Maduro said during a speech at the presidential palace in the capital Caracas on Friday that the military unit, dubbed Command for the Defense of Basic Strategic Services, was tasked with protecting basic installations and services, such as electricity and water, as part of Venezuela’s Armed Forces.
The announcement came days after nearly most of the Latin American country was swept by a massive blackout, which Maduro blamed on a cyber attack directed by the United States government.
Doubling down on his views, the 56-year-old president said Friday that the "cyber attack against the Venezuelan electric energy system was a terror act by the US government against the Venezuelan people,” adding that "Venezuelans have defeated this terror attack and we are now preparing to move forward.”
Maduro’s critics, however, accused the government of failing to maintain the country’s infrastructure.
The Venezuelan government announced on Tuesday that power was back on in most parts but western regions still reported cuts.
Maduro had previously accused the opposition movement, led by self-proclaimed president Juan Guaido, of devising a plan "to accompany the blackout with general violence.”
Accusing Maduro’s government of “inefficiency” over the power cut, however, Guaido has so far taken advantage of the crisis and called on his supporters to take to the streets against the president.
Power failure undermined Maduro’s government: US envoy
On Friday, US special representative for Venezuela Elliott Abrams claimed that Venezuela's power outage had undermined Maduro’s government and severely weakened his hold on office.

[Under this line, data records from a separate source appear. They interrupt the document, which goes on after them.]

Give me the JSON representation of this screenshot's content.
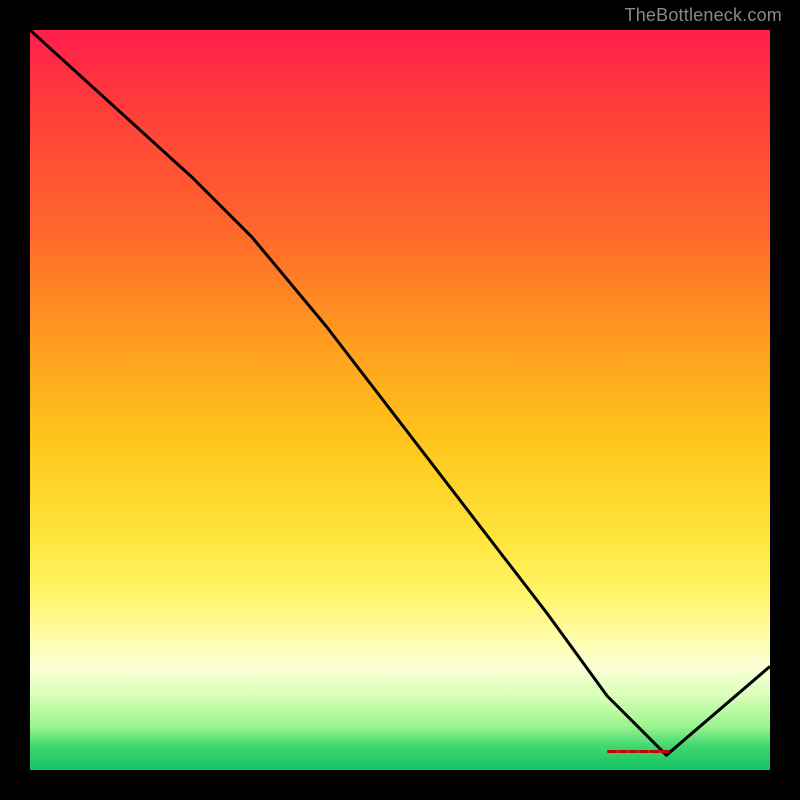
{
  "watermark": "TheBottleneck.com",
  "baseline_marker_text": "▬▬▬▬▬▬",
  "chart_data": {
    "type": "line",
    "title": "",
    "xlabel": "",
    "ylabel": "",
    "xlim": [
      0,
      100
    ],
    "ylim": [
      0,
      100
    ],
    "grid": false,
    "series": [
      {
        "name": "curve",
        "x": [
          0,
          22,
          30,
          40,
          50,
          60,
          70,
          78,
          86,
          100
        ],
        "values": [
          100,
          80,
          72,
          60,
          47,
          34,
          21,
          10,
          2,
          14
        ]
      }
    ],
    "gradient_stops": [
      {
        "pct": 0,
        "color": "#ff1e4c"
      },
      {
        "pct": 10,
        "color": "#ff3b3b"
      },
      {
        "pct": 28,
        "color": "#ff6a2a"
      },
      {
        "pct": 42,
        "color": "#ff9c1f"
      },
      {
        "pct": 55,
        "color": "#ffc41a"
      },
      {
        "pct": 68,
        "color": "#ffe33a"
      },
      {
        "pct": 76,
        "color": "#fff566"
      },
      {
        "pct": 82,
        "color": "#fffca8"
      },
      {
        "pct": 86,
        "color": "#fbffd6"
      },
      {
        "pct": 90,
        "color": "#d9ffb8"
      },
      {
        "pct": 94,
        "color": "#9cf58e"
      },
      {
        "pct": 97,
        "color": "#3bd66e"
      },
      {
        "pct": 100,
        "color": "#14c463"
      }
    ],
    "baseline_marker": {
      "x_start": 78,
      "x_end": 89,
      "y": 2.5
    }
  }
}
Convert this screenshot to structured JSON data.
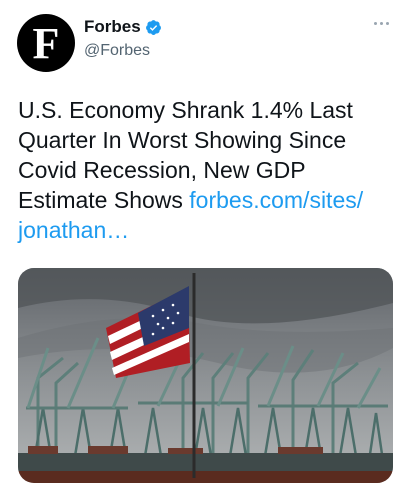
{
  "account": {
    "avatar_letter": "F",
    "display_name": "Forbes",
    "handle": "@Forbes",
    "verified": true
  },
  "tweet": {
    "text": "U.S. Economy Shrank 1.4% Last Quarter In Worst Showing Since Covid Recession, New GDP Estimate Shows ",
    "link_text": "forbes.com/sites/​jonathan…"
  },
  "media": {
    "icon": "flag-over-port-cranes-photo"
  },
  "colors": {
    "link": "#1d9bf0",
    "verified": "#1d9bf0",
    "text": "#0f1419",
    "secondary": "#536471"
  }
}
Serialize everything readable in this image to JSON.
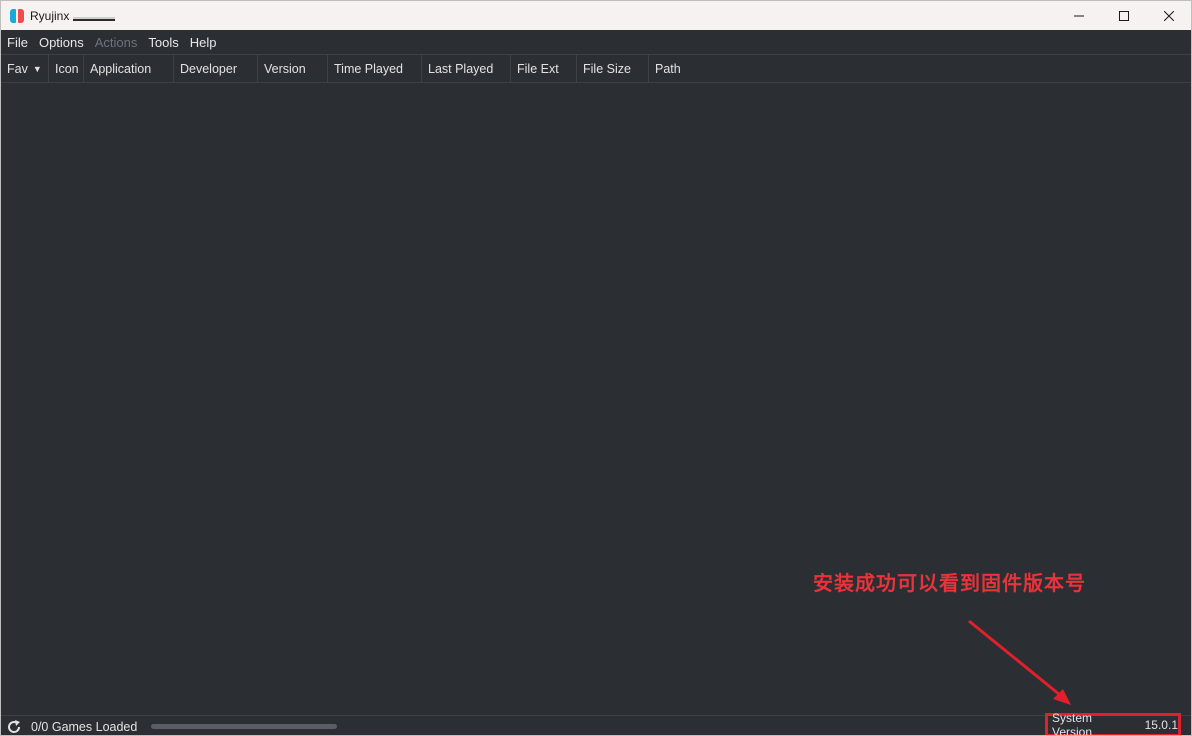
{
  "window": {
    "title": "Ryujinx"
  },
  "menu": [
    {
      "label": "File",
      "disabled": false
    },
    {
      "label": "Options",
      "disabled": false
    },
    {
      "label": "Actions",
      "disabled": true
    },
    {
      "label": "Tools",
      "disabled": false
    },
    {
      "label": "Help",
      "disabled": false
    }
  ],
  "columns": [
    {
      "label": "Fav"
    },
    {
      "label": "Icon"
    },
    {
      "label": "Application"
    },
    {
      "label": "Developer"
    },
    {
      "label": "Version"
    },
    {
      "label": "Time Played"
    },
    {
      "label": "Last Played"
    },
    {
      "label": "File Ext"
    },
    {
      "label": "File Size"
    },
    {
      "label": "Path"
    }
  ],
  "status": {
    "games_loaded": "0/0 Games Loaded",
    "system_version_label": "System Version",
    "system_version_value": "15.0.1"
  },
  "annotation": {
    "text": "安装成功可以看到固件版本号",
    "color": "#e8333a"
  },
  "colors": {
    "background": "#2b2e33",
    "highlight_box": "#e0202a"
  }
}
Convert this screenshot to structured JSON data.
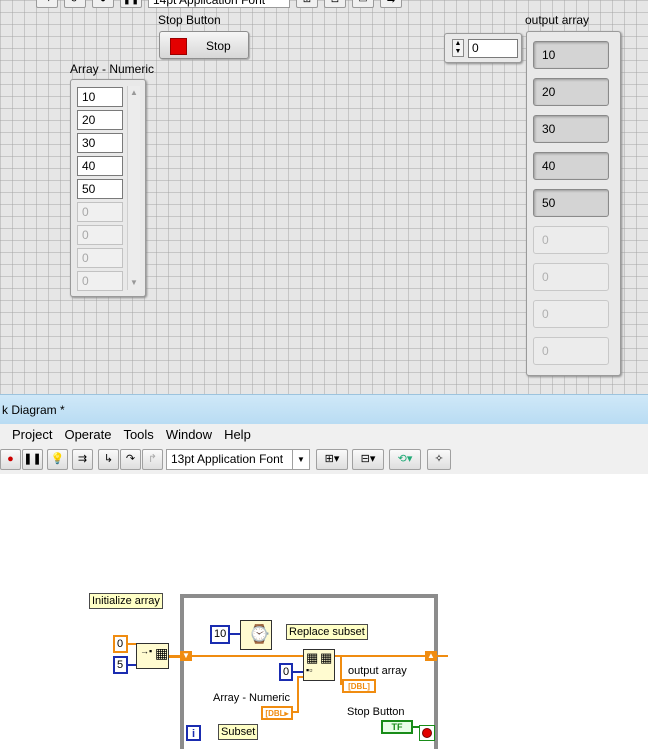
{
  "front_panel": {
    "toolbar": {
      "font_label": "14pt Application Font"
    },
    "stop_button": {
      "label": "Stop Button",
      "text": "Stop"
    },
    "array_numeric": {
      "label": "Array - Numeric",
      "values": [
        "10",
        "20",
        "30",
        "40",
        "50"
      ],
      "empty_values": [
        "0",
        "0",
        "0",
        "0"
      ]
    },
    "index_display": {
      "value": "0"
    },
    "output_array": {
      "label": "output array",
      "values": [
        "10",
        "20",
        "30",
        "40",
        "50"
      ],
      "empty_values": [
        "0",
        "0",
        "0",
        "0"
      ]
    }
  },
  "block_diagram": {
    "window_title": "k Diagram *",
    "menu": [
      "Project",
      "Operate",
      "Tools",
      "Window",
      "Help"
    ],
    "toolbar": {
      "font_label": "13pt Application Font"
    },
    "nodes": {
      "initialize_array_label": "Initialize array",
      "init_element_const": "0",
      "init_size_const": "5",
      "wait_const": "10",
      "replace_subset_label": "Replace subset",
      "index_const": "0",
      "output_array_label": "output array",
      "array_numeric_label": "Array - Numeric",
      "stop_button_label": "Stop Button",
      "subset_label": "Subset",
      "iteration_label": "i",
      "dbl_type": "DBL",
      "bool_type": "TF"
    }
  },
  "colors": {
    "numeric_wire": "#f08c10",
    "integer_wire": "#1a2cb0",
    "boolean_wire": "#188c18",
    "stop_led": "#e30000",
    "title_bar": "#cfe8f8"
  }
}
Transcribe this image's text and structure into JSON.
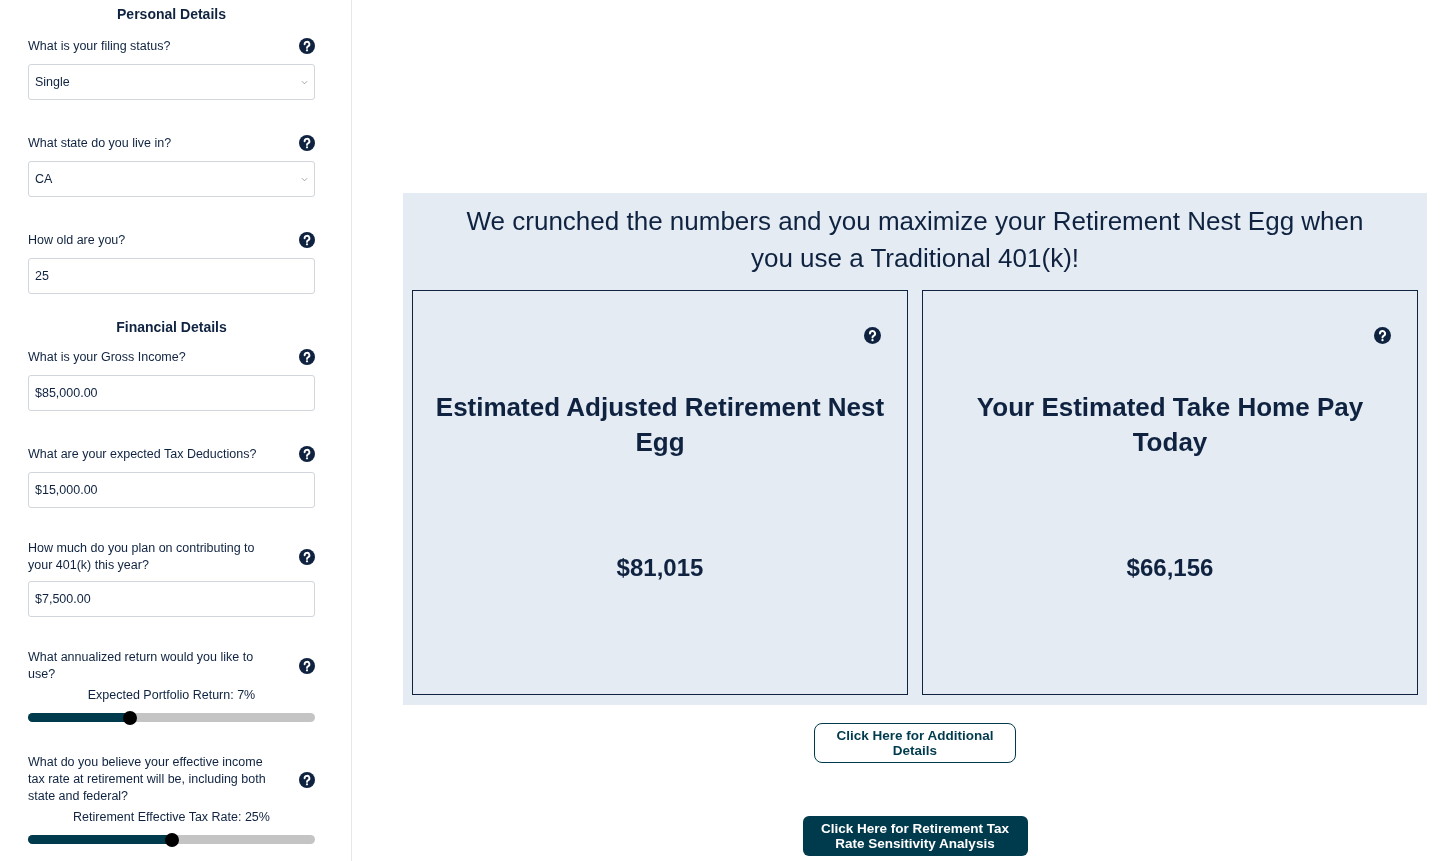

Abrams echoed repeated remarks by US authorities, who seek to topple the democratically-elected government of Maduro, saying the blackout would “shorten the life of the regime.”
“What’s the impact of this situation on the longevity of the regime? It’s obviously going to shorten the life of the regime,” Abrams told reporters in Washington.
“We are not making any predictions and, as we look back, we see that, generally speaking, neither we nor anyone else has been very good at predicting when regimes fall.”
The US special envoy for Venezuela also said Maduro seemed to be focusing his resources on restoring power and keeping order in the capital.
The US has been using everything in its power, including economic pressure and even military action, to topple Maduro. Washington has confiscated Venezuela's oil assets based in the US to channel them to Guaido.
Many Western countries have recognized Guaido as Venezuela's leader but Maduro enjoys the backing of many non-aligned nations such as Russia, China, Turkey and Iran while key state institutions, including the military, still support him.
Maduro has repeatedly accused Washington of masterminding a “coup” against his government, blaming the US for the economic crisis in Venezuela.